The North Atlantic Rail is a $105 billion plan for a new network of high speed and high performance intercity and regional rail service connecting smaller cities throughout all six New England states and New York, including a new 100-minute rail service from Boston to New York via Providence, Hartford, New Haven, and Long Island.

That doesn’t mean the California project, were construction is underway on a 120-mile stretch between Wasco and Madera in the Central Valley, will automatically come out empty-handed.

“I don’t think California High Speed Rail has been locked out of the bill,” said Marc Joffe, a senior analyst with the Reason Foundation. “There is $12 billion of non-Amtrak intercity grants available in this bill.”

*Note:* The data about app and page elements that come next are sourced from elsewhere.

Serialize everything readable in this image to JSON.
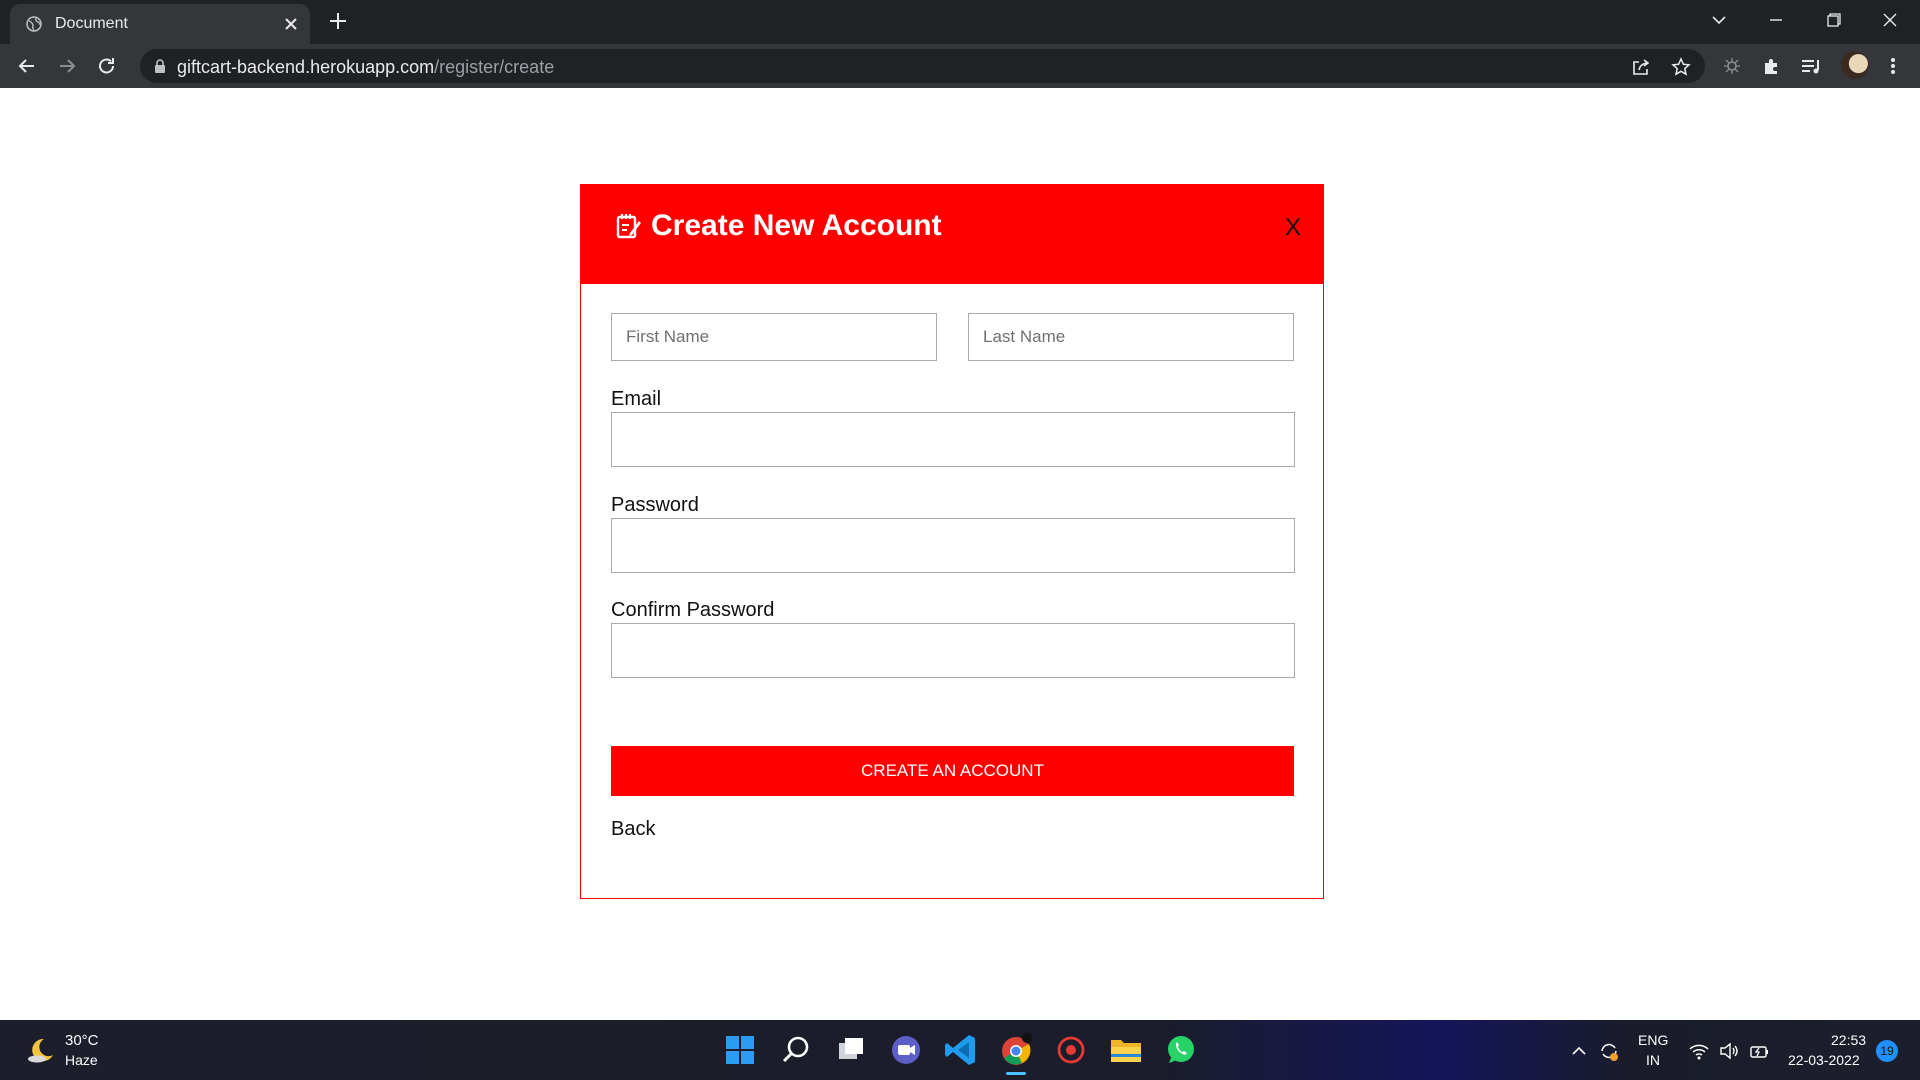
{
  "browser": {
    "tab": {
      "title": "Document",
      "favicon": "globe-icon"
    },
    "address": {
      "domain": "giftcart-backend.herokuapp.com",
      "path": "/register/create"
    }
  },
  "modal": {
    "title": "Create New Account",
    "title_icon": "memo-icon",
    "close_label": "X",
    "first_name": {
      "placeholder": "First Name",
      "value": ""
    },
    "last_name": {
      "placeholder": "Last Name",
      "value": ""
    },
    "email": {
      "label": "Email",
      "value": ""
    },
    "password": {
      "label": "Password",
      "value": ""
    },
    "confirm_password": {
      "label": "Confirm Password",
      "value": ""
    },
    "submit_label": "CREATE AN ACCOUNT",
    "back_label": "Back"
  },
  "taskbar": {
    "weather": {
      "temp": "30°C",
      "desc": "Haze"
    },
    "language": {
      "lang": "ENG",
      "region": "IN"
    },
    "clock": {
      "time": "22:53",
      "date": "22-03-2022"
    },
    "notifications": "19"
  },
  "colors": {
    "accent": "#ff0000",
    "chrome_dark": "#202124",
    "chrome_toolbar": "#35363a"
  }
}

“They could get something on top of the $3.5 billion the federal government already granted, but it would be a fraction of the $12 billion — because the federal government usually wants to divide the funding among the states — so not enough to finish the project,” Joffe said.

The costs for California’s massive high speed rail project that have soared to $100 billion has lukewarm support in its home state as well.

California Assembly Speaker Anthony Rendon penned a letter to U.S. DOT Secretary Pete Buttigieg in June asking the feds to amend an agreement for almost $1 billion in approved and committed funds intended to help finish the 119-mile Central Valley spine of the bullet train project. He wants the DOT to allow California to use the money without overhead electrification of the tracks.

Joffe agreed with Rendon, saying “he doesn’t think it would be fair to residents in the Central Valley to not finish the first 119 miles.”

Rail proponents have argued that without electrification the project won’t meet the definition of high-speed rail. But a diesel engine could get up to 125 miles an hour, Joffe said.

“It is fairly high-speed rail, but it wouldn’t meet the definition of high speed, which is plus 155 miles per hour,” Joffe said.

Funding for the project had been included in the budget signed by Gov. Gavin Newsom in July, but legislators in June cut the $4.2 billion Newsom had included in his proposed budget.

The project that was supposed to connect Los Angeles to San Francisco has struggled to garner enough support.

California voters approved $10 billion of general obligation bonds to build the bullet train 13 years ago. But Democrats, who hold a majority in both houses, are divided over spending money to finish building the stretch in the Central Valley.

The debate has been over whether to spend more to complete work in the Central Valley or pour more into projects in the large metro areas.

The new plan estimates that the cost of building the full Los Angeles-to-San Francisco system could reach $100 billion. That is substantially more than the $77 billion estimated when the Trump Administration paused federal funding for the project two years ago — and much more than the $45 billion expected in 2010’s plan, which also included a second phase to Sacramento that is not included in the new, higher tally.

The rail authority continues to project a mid-2030s startup, despite a $80 billion funding gap to actually build the full line.